According to the 2015 Smashwords Survey, best-selling authors are more likely to be on Facebook and Twitter and to have a blog. Similarly, a panel discussion at a past Digital Book World conference revealed that Facebook, Twitter, Goodreads, and author blogs were most widely used by authors. So, if you’re looking for where to start building your audience online, theses are excellent places to begin.

So there you have it—choosing the right printer and distributor, as well as having well-planned marketing communications, are key steps to successfully self-publishing a book. In the next and final blog in this series, we’ll review the last two steps to self-publishing a book—setting your book price and planning activities for after the book launch.

Stacey D. Atkinson is a freelance writer and editor based in Ottawa. The advice offered in this blog series is taken from excerpts from the 10-lesson online course on How to Publish a Book.

Winter 2017 Seminar Season by Elaine Vininsky

We are in the second half of the seminar season and first up this winter is Stylistic Editing on Monday, January 23, 2017. It is interesting to note that Editors Canada will be having a Stylistic Editing certification exam in the fall of 2017. Accordingly, Instructor Carolyn Brown will provide those who want to do the exam with a rundown of the Professional Editorial Standards to orient them. She emphasizes that her course will also be useful for those who do stylistic editing as part of their day-to-day work, whether or not they wish to try the exam.

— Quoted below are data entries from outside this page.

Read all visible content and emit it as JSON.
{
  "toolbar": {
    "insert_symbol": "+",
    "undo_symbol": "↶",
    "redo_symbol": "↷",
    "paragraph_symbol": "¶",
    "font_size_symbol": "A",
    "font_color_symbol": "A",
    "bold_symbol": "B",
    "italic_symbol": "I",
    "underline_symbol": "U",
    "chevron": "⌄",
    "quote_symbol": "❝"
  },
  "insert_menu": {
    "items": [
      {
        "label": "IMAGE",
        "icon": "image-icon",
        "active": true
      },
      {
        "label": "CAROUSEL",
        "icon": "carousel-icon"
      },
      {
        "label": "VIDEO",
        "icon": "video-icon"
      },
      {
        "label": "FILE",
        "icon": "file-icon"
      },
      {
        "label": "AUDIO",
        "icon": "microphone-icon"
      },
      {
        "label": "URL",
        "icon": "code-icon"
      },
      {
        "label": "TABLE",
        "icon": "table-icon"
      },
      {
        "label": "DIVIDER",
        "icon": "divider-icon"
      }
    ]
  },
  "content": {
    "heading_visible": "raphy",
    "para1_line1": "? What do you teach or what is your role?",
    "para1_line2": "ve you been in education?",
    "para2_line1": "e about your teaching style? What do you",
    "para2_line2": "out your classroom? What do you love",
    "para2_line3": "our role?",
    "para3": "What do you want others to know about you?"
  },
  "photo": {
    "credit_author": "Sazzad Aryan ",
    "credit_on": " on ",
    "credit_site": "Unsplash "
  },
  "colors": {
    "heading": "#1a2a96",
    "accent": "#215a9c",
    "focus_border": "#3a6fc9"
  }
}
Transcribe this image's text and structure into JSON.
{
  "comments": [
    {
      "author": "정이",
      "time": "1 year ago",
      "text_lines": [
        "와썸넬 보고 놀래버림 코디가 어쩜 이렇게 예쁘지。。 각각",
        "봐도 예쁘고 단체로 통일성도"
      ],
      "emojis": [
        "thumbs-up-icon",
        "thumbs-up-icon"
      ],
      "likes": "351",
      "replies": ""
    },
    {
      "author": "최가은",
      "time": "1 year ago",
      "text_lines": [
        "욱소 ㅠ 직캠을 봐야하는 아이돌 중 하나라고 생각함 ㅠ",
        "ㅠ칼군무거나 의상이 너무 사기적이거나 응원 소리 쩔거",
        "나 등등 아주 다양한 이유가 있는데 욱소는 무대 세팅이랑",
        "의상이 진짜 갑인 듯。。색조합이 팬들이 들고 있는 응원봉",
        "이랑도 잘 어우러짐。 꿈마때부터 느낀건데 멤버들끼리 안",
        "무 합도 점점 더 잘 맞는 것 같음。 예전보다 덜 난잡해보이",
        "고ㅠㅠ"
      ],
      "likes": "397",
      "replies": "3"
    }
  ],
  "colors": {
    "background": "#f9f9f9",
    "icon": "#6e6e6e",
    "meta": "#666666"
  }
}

Graham Young gets to celebrate Valentine’s Day when he teaches Plain Language. “The most powerful language is also the simplest, he says.  “When each word has a clear meaning and purpose, readers can move easily through a text and focus on its message. Unfortunately, much writing today is needlessly bureaucratic and difficult to read…This seminar will help you overcome these pitfalls and create documents that say what they mean—efficiently.”

Moira White and Beth Macfie will team teach Copy Editing II on Wednesday, March 8, 2017. They have subtitled this seminar Judgement Calls and Added Value, and they aim to help registrants gain the expertise and experience necessary to make more complicated decisions about and contribute more value to each project.

We have a new instructor this year for Electronic Editing, offered on Friday, March 24.       Cecile Dubois has six years of experience as a software trainer and has worked as a corporate trainer and manager. “She is a creative professional with an outgoing, passionate and natural ability for management/motivating/instructing different personalities and building relationships”. You’ll hear more about her in a future Capital Letters blog.

We’ll be enjoying the third week of spring when Laurel Hyatt steps up to teach Editing Government Reports on Tuesday, April 11, 2017. Her seminar will aim to demystify the process of breaking into this large market—from the legislative requirements that start the ball rolling, to the sign-off before publication.

Speaking of signing-off, Eight-Step Editing will close the seminar season on Tuesday,         April 25, 2017. I often refer to this seminar as the “workhorse” of all the courses in our inventory because of its inherent practicality. When I first took the course, I well remember Jim Taylor, who originated the seminar saying that if you were severely pressed for time, using the eight simple steps to go over a document would clean it up nicely. Since then, Moira White has taken over the course and updated the material.

You can register for any of these full-day seminars at the following website: http://www.editors.ca/branches/ottawa-gatineau/seminars